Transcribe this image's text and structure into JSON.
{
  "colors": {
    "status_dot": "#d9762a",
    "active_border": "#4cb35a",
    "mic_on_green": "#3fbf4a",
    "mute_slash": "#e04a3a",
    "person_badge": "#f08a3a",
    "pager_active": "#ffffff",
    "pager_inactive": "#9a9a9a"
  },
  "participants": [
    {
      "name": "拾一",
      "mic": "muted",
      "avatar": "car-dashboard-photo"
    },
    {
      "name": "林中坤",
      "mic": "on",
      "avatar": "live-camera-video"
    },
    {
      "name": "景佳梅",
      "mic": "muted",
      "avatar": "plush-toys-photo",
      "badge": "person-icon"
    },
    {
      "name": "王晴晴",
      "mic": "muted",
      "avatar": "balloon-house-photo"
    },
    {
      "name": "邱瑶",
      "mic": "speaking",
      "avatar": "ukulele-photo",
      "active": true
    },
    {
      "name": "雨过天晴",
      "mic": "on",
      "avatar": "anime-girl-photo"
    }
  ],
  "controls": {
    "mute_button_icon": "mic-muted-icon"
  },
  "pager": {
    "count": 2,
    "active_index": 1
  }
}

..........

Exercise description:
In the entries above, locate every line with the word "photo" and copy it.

Output for this exercise:
      "avatar": "car-dashboard-photo"
      "avatar": "plush-toys-photo",
      "avatar": "balloon-house-photo"
      "avatar": "ukulele-photo",
      "avatar": "anime-girl-photo"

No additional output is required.